Our client’s problem is a consequence of the continuously changing customer needs and the abundance of shopping centers competing for the same clients. According to a Deloitte study, commercial density in Spain is at 341 sqm/1000 inhabitants, with an average of 9 mall openings per year. The problem is real: 43% of Spanish shopping centers are in need of repositioning or will soon become obsolete.
On a global scale, the situation is even more severe. In the article “Why The Death of Malls is more about than Shopping,” Professor Leonard Schlesinger advances the theory that malls “were built for patterns of social interaction that increasingly don’t exist.” For the new generations, malls are places where their parents used to go out. This coupled with busy schedules, and the vast choice of websites and apps for shopping and socializing is making malls obsolete.
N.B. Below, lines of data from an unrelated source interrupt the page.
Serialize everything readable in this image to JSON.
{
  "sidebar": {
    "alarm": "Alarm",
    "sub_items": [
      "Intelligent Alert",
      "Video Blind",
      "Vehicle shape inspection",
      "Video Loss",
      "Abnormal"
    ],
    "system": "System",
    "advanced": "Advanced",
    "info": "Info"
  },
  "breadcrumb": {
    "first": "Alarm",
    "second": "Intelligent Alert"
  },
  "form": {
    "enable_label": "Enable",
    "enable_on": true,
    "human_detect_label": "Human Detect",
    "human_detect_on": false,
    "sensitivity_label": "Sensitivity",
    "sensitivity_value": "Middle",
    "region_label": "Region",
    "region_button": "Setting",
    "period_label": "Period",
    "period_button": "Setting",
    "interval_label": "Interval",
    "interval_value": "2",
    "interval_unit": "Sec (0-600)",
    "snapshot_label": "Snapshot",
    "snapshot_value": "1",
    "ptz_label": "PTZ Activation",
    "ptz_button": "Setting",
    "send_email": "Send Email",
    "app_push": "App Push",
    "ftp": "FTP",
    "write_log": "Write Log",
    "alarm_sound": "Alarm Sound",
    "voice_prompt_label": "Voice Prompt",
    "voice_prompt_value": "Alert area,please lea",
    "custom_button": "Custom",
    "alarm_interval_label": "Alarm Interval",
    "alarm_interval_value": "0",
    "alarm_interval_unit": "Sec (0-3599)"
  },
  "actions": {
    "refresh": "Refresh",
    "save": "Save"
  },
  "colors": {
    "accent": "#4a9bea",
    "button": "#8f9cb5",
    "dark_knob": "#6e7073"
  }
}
When asked about a possible solution to this problem, Daniel Hurwitz, retail investment adviser, answers: “I don’t think we’re overbuilt, I think we’re under-demolished.” Started in 2000, Deadmalls.com documented over 300 closed malls across the US, and the number is growing. The project is meant to raise awareness of how rapidly the retail industry is changing and that business owners have to find solutions to adapt to new customer demands.
Retail spaces ought to be reinvented. But can we somehow combine offline and online shopping to get the best of both worlds? And what roles does technology play in this merger?
We believe the solution is not to demolish the old shopping centers like Hurwitz suggests but to combine the advantages of both online and offline retail to build a superior shopping experience.
First of all, malls shouldn’t even try to compete with online shops, says McKinsey. Traditional shopping centers will never match the convenience, availability, and price offerings of online shops. Instead, malls can offer extraordinary experiences. Live concerts, games, go-karts, exhibitions, spas, fitness events will make customers want to spend more time and money shopping.
In the study “The future of shopping centers,” Lubelczyk & Brown state that the role of technology in the 20th-century mall was to power systems. In the 21st century, its role is to create platforms that connect individuals. The mall of tomorrow is a hyper-connected shopping city using technology like AI-infused walk-aways, eye-scanners to personalize customer visits, and smart changing rooms. Retailers will have to use specific technologies to track data to anticipate and meet demands in real time.
To improve customer experience, malls have to identify the customer touch points that are most responsible for satisfaction. These are the areas where our client will invest to create a cohesive customer experience that will generate higher spending and customer loyalty.
An example of combining the advantages of online and offline retail is SneakerBoy, a showroom where customers can see, touch and try on any style or size from the gallery of samples. The merchandise is then ordered online and shipped directly to the customer.
In a presentation about the future of retail, Doug Stephens, one of the world’s foremost retail industry futurists, talks about retail as experience. We know that generations Y and Z value experience more than products. The solution would be to combine the two and create a truly immersive shopping experience where we don’t buy products; we buy stories. In his view, physical shops are still relevant because they meet our need to socialize and connect with people who are genuinely excited about products.
To succeed in the future, the retail industry needs to look like the consumer it serves, write Brown and Lubelczyk. Our job as consultants is to continue questioning the role of shopping centers and explore technologies that transform them into modern, relevant, immersive shopping destinations.